1. Attempt briefly any four of the following: (a) The Parliament passed an Act to take away a part of the territory of Delhi and merge that part in an adjoining state. Is this action valid? (b) Explain the concept of curative petition. (c) The Parliament enacts a legislation for a state which was under Presidents rule. What is a validity period for such a legislation? (d) The High court of Delhi dismisses a writ petition on the ground that the petitioner had no locus standi in the matter. Does the order operate as res judicata for filing another writ petition on the same subject matter? (e) Mention the powers of the Union executive to issue directions to a state to protect the means of communication of and railways within the state. What is the consequence of non-compliance of the directions issued by the Union executive? 2. The exercise of powers by the President of India on his satisfaction means the satisfaction arrived at on the basis of aid and advice given by the Union Council of Ministers. Do you agree with this view? Are there any situations in which the President is not bound by the aid and advice of the Union Council of Ministers? 3. Discuss the concept of public interest litigation and elaborate the meaning of appropriate proceedings. 4. Discuss the procedure for appointment of judges in the Supreme Court. A person was appointed as a judge of the Supreme Court after consultation with the collegium. Subsequently, it was found that he was not eligible for appointment as a judge of the Supreme Court. What is the remedy against the appointment? 5. Decide the validity of the following law: (a) A state law imposes tax in respect of all properties of a trust registered within the state and having properties outside the state.

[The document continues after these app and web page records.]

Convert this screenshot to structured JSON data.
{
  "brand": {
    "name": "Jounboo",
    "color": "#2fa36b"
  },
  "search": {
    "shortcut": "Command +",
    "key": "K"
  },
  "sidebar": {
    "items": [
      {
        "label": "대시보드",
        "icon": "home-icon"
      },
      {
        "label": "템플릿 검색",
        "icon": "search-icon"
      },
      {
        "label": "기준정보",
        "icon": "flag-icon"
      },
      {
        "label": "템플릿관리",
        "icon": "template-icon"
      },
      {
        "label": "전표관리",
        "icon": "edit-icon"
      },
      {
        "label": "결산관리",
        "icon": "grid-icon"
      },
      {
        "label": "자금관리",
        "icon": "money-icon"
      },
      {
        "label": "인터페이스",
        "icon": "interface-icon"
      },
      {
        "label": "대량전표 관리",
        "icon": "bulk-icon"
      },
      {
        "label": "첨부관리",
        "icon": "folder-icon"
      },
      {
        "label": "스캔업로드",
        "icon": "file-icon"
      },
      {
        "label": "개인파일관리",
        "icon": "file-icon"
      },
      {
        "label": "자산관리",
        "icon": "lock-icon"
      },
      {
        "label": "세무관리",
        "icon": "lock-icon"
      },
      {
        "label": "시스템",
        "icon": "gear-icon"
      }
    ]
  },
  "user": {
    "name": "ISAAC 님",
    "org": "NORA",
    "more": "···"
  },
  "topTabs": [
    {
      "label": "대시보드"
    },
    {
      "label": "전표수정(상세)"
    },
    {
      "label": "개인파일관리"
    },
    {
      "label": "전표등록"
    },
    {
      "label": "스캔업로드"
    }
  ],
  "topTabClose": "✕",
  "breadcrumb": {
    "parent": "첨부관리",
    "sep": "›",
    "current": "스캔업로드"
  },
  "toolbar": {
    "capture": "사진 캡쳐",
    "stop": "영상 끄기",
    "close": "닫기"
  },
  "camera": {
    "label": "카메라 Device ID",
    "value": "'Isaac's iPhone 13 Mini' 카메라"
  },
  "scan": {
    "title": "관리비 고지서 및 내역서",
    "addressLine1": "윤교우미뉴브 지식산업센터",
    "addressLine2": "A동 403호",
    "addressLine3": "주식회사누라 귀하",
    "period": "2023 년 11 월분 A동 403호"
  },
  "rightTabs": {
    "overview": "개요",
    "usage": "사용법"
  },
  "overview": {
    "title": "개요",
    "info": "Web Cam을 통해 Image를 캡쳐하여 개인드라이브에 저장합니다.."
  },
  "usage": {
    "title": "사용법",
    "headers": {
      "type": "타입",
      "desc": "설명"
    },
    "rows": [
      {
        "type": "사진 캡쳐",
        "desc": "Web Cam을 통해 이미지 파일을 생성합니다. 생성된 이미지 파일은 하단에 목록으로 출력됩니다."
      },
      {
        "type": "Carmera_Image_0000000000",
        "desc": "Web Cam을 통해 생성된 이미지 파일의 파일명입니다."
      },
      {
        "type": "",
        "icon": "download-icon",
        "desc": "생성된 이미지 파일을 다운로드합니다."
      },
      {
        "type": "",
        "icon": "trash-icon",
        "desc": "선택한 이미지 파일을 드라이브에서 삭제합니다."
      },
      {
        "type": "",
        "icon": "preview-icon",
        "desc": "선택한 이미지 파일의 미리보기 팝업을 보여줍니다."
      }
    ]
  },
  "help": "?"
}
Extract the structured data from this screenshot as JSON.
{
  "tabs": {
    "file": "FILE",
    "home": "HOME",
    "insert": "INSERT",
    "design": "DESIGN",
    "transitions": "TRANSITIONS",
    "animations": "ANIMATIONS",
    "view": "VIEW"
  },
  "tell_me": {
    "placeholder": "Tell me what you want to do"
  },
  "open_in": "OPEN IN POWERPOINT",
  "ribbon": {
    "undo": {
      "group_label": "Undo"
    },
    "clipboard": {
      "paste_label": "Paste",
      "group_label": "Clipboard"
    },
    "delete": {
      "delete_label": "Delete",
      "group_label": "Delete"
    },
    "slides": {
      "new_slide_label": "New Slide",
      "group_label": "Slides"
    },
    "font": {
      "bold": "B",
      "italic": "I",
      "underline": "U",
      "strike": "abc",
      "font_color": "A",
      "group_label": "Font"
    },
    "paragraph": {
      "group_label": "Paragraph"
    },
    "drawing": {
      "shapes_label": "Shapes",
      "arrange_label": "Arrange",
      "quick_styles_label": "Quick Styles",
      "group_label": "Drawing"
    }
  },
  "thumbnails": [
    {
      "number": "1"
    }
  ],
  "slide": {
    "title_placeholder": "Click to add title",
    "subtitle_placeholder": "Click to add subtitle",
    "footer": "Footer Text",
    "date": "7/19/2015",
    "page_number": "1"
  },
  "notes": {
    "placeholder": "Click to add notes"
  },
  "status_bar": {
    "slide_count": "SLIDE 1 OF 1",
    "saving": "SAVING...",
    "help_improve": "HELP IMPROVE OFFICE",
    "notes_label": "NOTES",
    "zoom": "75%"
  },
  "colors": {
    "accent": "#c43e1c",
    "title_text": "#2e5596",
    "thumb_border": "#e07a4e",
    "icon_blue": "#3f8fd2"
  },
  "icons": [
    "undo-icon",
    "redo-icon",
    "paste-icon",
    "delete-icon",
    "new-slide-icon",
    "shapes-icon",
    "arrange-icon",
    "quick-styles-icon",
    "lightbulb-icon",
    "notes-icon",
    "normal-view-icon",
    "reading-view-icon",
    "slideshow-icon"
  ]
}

(b) The President promulgates an Ordinance when House of the People was in session. (c) The Parliament enacts a legislation on a subject excluded from List I of the Seventh Schedule. 6. (a) With a view to help draught-affected people of state R, the Parliament enacted a legislation exempting from all taxes foodgrains brought to that state while retaining the tax for other states. Is the legislation valid? (b) Discuss the principles laid down in M/s. Video Electrinics (Pvt.) Ltd. v. State of Punjab, AIR 1990 SC 820. 7. On account of destruction of some religious places, communal riots spread in a state. Despite help from the Union government, the state fails to curb the riots and control the law and order problem. Do you consider it a fit case for invoking Article 356 of the Constitution of India? Can the action of the President under this provision be subjected to judicial review on any ground? 8. Discuss the following: (a) Interpretation of a non-obstante clause. (b) Principle of harmonious construction.


LL.B. III Term

Constitutional Law - I

Cases Selected and Edited by

S.N. Singh J.L. Kaul Kamala Sankaran Mahavir Singh Niraj Kumar Ms. Seema Singh

July, 2009